Opinion: Food Headlines Worth Banning

Let’s ban the urgency of headlines when talking about food when talking about food

OMG if you read one thing about food today, read this, quick. Before everybody else reads it.

Does this sound familiar to you?

It certainly does to me, and I’m tired of it.

A quick trawl through articles published in Ireland by bloggers, online magazines, and newspapers in the past month reveal the following headline samples:

Make This Super Easy Chocolate Cheesecake on

This ‘Dairygold Deli’ Quinoa Veggie Wrap… is the Healthy Lunch You’ve Been Looking For

Three ten-minute pasta recipes that taste insanely good

The 6 excellent eateries you need to try next time you’re in Galway

The 5 things you need to try at Taste of Dublin this weekend

All of these headlines have an urgency to them; with an underlying current of instruction. The main reason being that the publications have something to sell, be it more advertising, perhaps the post is advertorial, or that they want to drive traffic.

When large publications online (and offline) post updates with these terms, they become the norm. Regular food bloggers see that the headlines are working and start using the same terms themselves. The terms are perpetuated and it is becoming a vicious cycle.

The problem with introducing too many superlatives into food language is that it becomes a race to the top and bottom for describing food. The middle ground of descriptive terms fall away, leaving the food that lies between in a sort of limbo.

What’s wrong with decent Irish terms like ‘nice’, ‘lovely’, and ‘grand’? Is it that they convey a feeling of adequecy, of accepting that something is alright but not amazing? In my Grandfather’s vernacular, the term ‘lovely’ was high praise, and if he proclaimed a dish lovely then I knew I was on to a winner.
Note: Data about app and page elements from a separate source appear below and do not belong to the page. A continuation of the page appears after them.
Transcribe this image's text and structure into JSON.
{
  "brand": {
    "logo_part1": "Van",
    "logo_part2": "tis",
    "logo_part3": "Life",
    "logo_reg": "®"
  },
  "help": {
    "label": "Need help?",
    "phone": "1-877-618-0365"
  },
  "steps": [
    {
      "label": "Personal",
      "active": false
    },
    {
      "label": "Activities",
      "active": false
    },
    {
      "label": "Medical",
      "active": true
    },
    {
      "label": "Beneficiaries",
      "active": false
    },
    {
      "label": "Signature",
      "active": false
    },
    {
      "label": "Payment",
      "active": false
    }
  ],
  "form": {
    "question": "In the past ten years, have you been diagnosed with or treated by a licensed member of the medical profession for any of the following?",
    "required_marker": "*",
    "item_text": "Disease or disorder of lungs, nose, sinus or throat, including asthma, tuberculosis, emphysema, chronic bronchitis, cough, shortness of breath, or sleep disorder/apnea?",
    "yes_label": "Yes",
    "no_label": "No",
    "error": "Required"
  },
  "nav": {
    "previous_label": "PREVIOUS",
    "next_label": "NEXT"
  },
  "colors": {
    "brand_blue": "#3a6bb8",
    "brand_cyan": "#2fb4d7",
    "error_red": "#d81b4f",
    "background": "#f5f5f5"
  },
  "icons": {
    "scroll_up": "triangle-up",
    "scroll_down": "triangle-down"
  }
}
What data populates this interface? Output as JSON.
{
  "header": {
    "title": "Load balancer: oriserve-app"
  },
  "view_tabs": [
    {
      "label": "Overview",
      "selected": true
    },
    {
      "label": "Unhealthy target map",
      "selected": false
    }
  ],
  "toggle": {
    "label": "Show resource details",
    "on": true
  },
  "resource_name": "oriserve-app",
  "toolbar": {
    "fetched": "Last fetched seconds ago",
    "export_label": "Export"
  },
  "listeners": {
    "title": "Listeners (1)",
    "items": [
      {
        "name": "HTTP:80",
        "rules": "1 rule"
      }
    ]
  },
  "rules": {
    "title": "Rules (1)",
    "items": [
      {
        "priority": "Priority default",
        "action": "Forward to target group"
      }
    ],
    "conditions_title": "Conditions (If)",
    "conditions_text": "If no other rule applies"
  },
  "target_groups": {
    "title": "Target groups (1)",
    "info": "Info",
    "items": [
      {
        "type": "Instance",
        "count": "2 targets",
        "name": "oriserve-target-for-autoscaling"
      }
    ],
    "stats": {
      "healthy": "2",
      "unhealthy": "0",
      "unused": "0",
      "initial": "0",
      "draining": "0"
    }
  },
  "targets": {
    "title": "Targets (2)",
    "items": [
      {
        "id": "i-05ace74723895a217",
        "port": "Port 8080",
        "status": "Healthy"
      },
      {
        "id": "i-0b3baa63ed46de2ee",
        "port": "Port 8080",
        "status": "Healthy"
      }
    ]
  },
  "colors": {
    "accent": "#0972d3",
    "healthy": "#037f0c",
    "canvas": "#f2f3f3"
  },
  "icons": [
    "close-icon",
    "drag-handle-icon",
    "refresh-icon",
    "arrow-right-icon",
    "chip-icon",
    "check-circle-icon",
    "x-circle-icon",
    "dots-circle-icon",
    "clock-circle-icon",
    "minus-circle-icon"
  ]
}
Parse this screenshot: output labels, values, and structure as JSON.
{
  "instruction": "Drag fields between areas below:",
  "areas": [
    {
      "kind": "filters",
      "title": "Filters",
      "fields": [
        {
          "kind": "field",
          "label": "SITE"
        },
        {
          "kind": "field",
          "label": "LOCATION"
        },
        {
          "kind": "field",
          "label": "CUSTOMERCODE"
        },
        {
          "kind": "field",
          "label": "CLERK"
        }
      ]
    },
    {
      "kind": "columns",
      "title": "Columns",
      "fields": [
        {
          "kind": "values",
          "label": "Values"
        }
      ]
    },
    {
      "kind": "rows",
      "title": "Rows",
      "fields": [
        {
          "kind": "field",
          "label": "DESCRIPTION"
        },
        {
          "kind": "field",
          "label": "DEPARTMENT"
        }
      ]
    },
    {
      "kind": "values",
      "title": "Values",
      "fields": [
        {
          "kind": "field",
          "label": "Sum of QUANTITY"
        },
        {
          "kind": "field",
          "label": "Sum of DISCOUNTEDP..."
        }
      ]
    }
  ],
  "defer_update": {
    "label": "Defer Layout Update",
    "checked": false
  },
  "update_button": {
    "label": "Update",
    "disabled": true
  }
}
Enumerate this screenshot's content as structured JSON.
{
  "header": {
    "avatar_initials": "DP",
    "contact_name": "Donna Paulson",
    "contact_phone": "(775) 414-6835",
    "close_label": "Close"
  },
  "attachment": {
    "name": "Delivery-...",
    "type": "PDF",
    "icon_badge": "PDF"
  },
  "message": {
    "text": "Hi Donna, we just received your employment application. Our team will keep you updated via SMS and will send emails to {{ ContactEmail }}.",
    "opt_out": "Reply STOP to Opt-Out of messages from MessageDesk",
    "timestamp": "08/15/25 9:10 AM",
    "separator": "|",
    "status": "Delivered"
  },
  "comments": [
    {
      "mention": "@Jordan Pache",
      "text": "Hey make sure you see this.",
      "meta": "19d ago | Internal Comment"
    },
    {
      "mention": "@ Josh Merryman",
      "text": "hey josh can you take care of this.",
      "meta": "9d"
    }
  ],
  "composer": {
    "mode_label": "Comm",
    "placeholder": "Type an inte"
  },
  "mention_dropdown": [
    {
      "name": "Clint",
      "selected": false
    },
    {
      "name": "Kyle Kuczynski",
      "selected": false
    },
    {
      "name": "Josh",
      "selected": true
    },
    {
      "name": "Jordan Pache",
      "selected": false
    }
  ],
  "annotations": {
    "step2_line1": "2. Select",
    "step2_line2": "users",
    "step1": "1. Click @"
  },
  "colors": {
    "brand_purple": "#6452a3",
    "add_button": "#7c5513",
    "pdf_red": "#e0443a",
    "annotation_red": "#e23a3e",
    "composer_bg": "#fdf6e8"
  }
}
I, for one, look forward to reading a recipe description that uses brevity, such as ‘vanilla cake recipe’. When I know that it has been tested (another bugbear of mine) then I will invariably want to try it.

As a parent I believe in teaching my children that they cannot always be happy; that they must experience sadness to understand what happiness is. Life is full of opposites and the grey areas in between. If we spend our lives rushing towards the ultimate food experiences then everything else will dull in comparison.

I’ve written before that the best meal I’ve ever tasted was a plate of simple toast, washed down with a cup of tea, after giving birth.

What’s the best meal you’ve ever eaten? I’d hazard a guess that it might not be down to the ‘food experience’ but down to who you shared the meal with, or why you ate a particular meal.

Let me know what you think!

I'm an Irish mother to 2 boys, born & bred in Dublin, Ireland. I like to cook simple & fresh food for the family, with the family on a budget.


  • Katia

    Mmm this gives me food for thought. The problem is that there is a trend towards click bait title. I try and steer clear of them but I understand that they drive traffic and that in itself is quite seducing.
    As for the nice/ lovely/ grand I don’t know. I wouldn’t chose to write about food which I think is nice or ok. I would mention such food if I explained that what I went for but in the end the results were ok or fine but not great.
    Finally hell yeah on the food experience but that’s back a previous conversation about being willing to share that information. Something I’m still working on.
    Great post though as it made me think.
    Thank you

  • Kathryn

    I for one breath a sigh of relief when someone tells me “the food was really nice”. I don’t actually need to feel I’m talking part in that scene from When Harry Met Sally with every meal I eat. This evening I made fridge bottom pizza using leftover boiled potatoes, the last couple of inches of a chorizo, garlic, onions, mushrooms, rosemary and two kinds of ends of cheese as the toppings. When asked my menfolk said it was nice, but they came back for thirds. That’s what nice food is – comforting, sustaining and definitely moreish. You probably won’t waste time taking its picture (although as it happens that was a very pretty pizza because the leftover potatoes were bright purple) but you will feel happy when you’ve eaten it. While it was cooking I was looking on line for a new twist on the vegetable lasagna for the vegans coming to dinner tomorrow, and I was close to throwing the computer across the room after a couple of minutes because of all those silly click bait titles, completely unjustified by the recipes that went with them. Almost all had ingredients listed but not used, or vice versa, wrong timings or temperatures etc, etc. Some were over elaborate, some were boring. Most listed a couple of compulsory trendy ingredients – this week flax meal is compulsory for vegans it seems. So I’ll just have another look in the garden and the store cupboard and see what happens. I’ll be very happy if they think it’s nice – I’ll be delighted if they say its lovely. If they take its photo for instagram I’ll never feed them again.

Leave a Reply

Your email address will not be published. Required fields are marked *

This site uses Akismet to reduce spam. Learn how your comment data is processed.